Associated Press
Jan. 10, 2008

By George B. Sánchez

Tucson, Arizona | Published:

Arizona ranks worst in the nation when it comes to education funding, according to a new report.

Only Utah spends less per student, according to Quality Counts 2008, an annual education report by Education Week, a non-profit organization based on the East Coast. But when other economic variables are considered, the study concludes Arizona is worst in the nation.

The effects are clear, the report says, with Arizona ranked near the bottom for student chance of success, K-12 achievement, teacher pay and school finance. The state did place in the top 10 for education standards and accountability, though.

The results weren't surprising to local and state education leaders.

"The bottom line is there are no surprises," said Roger Pfeuffer, superintendent of the Tucson Unified School District. "It validates that we are below average when it comes to school finances."

"Where we do poorly is financing, and that's really no news," said Tom Horne, state superintendent of public instruction.

Fewer than 5 percent of Arizona students are in school districts with annual per-pupil expenditures at or above the national average of $8,973. Nearly 50 percent of the nation's students receive at least that much funding per year. The average annual funding per student in Arizona is $6,232. Utah's per-pupil funding is $5,463.

The report also took into account state spending on education as a percent of taxable resources, district funding and local property wealth, and disparity in district- and student-spending across the state.

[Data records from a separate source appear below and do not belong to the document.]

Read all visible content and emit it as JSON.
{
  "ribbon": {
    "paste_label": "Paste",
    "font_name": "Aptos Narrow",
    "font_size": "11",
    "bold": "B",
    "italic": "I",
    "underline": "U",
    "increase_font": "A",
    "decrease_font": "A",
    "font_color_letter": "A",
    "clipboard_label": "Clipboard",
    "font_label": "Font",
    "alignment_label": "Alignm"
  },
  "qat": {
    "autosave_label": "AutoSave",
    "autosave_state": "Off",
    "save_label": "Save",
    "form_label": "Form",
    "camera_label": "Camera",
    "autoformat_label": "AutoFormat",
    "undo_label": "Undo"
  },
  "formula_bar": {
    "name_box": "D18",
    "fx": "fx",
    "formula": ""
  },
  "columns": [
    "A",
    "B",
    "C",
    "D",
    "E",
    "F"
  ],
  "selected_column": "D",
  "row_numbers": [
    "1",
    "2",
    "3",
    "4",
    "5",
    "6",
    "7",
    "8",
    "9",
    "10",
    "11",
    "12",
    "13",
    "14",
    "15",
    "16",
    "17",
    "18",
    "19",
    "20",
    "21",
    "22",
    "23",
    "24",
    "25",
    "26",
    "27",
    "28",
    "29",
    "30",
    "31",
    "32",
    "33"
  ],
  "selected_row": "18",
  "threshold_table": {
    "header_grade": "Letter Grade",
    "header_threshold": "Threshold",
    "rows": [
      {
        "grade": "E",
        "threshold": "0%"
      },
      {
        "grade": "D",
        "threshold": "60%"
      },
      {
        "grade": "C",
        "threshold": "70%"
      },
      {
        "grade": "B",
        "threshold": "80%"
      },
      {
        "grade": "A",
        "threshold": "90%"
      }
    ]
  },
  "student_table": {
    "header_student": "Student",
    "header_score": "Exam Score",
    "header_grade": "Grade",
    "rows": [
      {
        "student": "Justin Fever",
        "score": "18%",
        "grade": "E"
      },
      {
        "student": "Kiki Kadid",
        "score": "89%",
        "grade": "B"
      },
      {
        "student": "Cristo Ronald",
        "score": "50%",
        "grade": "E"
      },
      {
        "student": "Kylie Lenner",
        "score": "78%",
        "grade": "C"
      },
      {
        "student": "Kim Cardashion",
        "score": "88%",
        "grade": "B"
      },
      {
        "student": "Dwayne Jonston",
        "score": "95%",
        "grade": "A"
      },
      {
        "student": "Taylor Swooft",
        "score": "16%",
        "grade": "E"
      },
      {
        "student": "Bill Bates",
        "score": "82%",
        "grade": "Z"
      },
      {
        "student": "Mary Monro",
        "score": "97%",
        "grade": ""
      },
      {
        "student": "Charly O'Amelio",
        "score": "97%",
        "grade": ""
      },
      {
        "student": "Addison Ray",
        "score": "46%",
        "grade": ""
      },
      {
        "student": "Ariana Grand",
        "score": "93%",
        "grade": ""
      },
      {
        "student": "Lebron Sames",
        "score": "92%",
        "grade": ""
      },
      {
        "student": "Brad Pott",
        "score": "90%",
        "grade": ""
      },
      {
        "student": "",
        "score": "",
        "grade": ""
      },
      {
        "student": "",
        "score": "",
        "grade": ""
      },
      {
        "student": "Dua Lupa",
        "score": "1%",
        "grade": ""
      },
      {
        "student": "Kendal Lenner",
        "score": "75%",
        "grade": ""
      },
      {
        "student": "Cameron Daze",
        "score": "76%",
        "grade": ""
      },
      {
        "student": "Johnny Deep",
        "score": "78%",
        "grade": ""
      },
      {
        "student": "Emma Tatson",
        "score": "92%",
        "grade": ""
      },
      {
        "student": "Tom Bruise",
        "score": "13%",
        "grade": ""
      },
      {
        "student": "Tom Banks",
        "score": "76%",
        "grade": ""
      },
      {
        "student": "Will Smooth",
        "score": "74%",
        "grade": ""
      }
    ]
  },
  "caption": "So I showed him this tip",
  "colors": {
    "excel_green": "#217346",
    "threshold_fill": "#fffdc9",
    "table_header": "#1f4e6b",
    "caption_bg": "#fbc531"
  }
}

Arizona teacher wages fare poorly compared with the rest of the nation, too, according to the report. The median annual U.S. salary is $45,000, said Chris Swanson of the Editorial Projects in Education Research Center Inc., which conducted the research for Education Week. Arizona teachers average about $39,957 a year, said Carole Vinograd Bausell, project director at Quality Counts.

"That's a real slip over the past few years," said John Wright, president of the Arizona Education Association, the union that represents Arizona teachers and classified employees. "Five years ago, we were in the top two-thirds for pay."

The only section of the report with a high score for Arizona was state standards and accountability.

"The standards and accountability is the area, in general, where all states did best," noted Vinograd Bausell. She said the high scores likely were due to the influence of the standards-based reform movement.

Arizona ranked eighth in the nation in that section.

"If we could get our resources toward the national average, then I feel we'd be among the top states in the country because of our emphasis on academic rigor in the classroom," Horne said.

Overall, Arizona was ranked on the bottom tier for K-12 student achievement. The report took into account fourth- and eighth-grade math and reading scores and proficiency on the National Assessment of Education Progress, a test Horne has criticized for representing only a small portion of Arizona students. The state did show signs of closing the achievement gap when it came to fourth-grade reading and eighth-grade math.

Last year's report debuted the "chance for success index," which correlated education with personal achievement by measuring education and income from birth to post-secondary school life. This year's emphasis was on teaching and state efforts to attract, retain and support qualified teachers.

"High-quality teaching matters more to student achievement than anything else schools do," said Lynn Olson, also with the research center.

Based on skills necessary to teach, the report assembled a list of 16 occupations comparable to K-12 teaching. The list included architects, reporters, clergy, computer programmers and registered nurses.

States lack a system to attract, prepare, retain and allocate resources for teachers, Vinograd Bausell said.

For recent college graduates, the pay gap is great when it comes to teaching or entering a career in engineering, technology and business, Wright said.

A uniform starting pay that is somewhat competitive should be in place in Arizona, Wright said, adding that the longer the state takes to address teacher pay, the greater the gap grows between public teaching and the private sector.

The report offers further proof of the need to invest in education, Pfeuffer said.

"We are a growing state. We are an in-migration state, from other states. We have an economy that looks to be future- oriented. We have to have an educated populace, which includes the workforce and people who can make good decisions," he said. "We are not investing in our future."

● Contact reporter George B. Sánchez at 573-4195 or at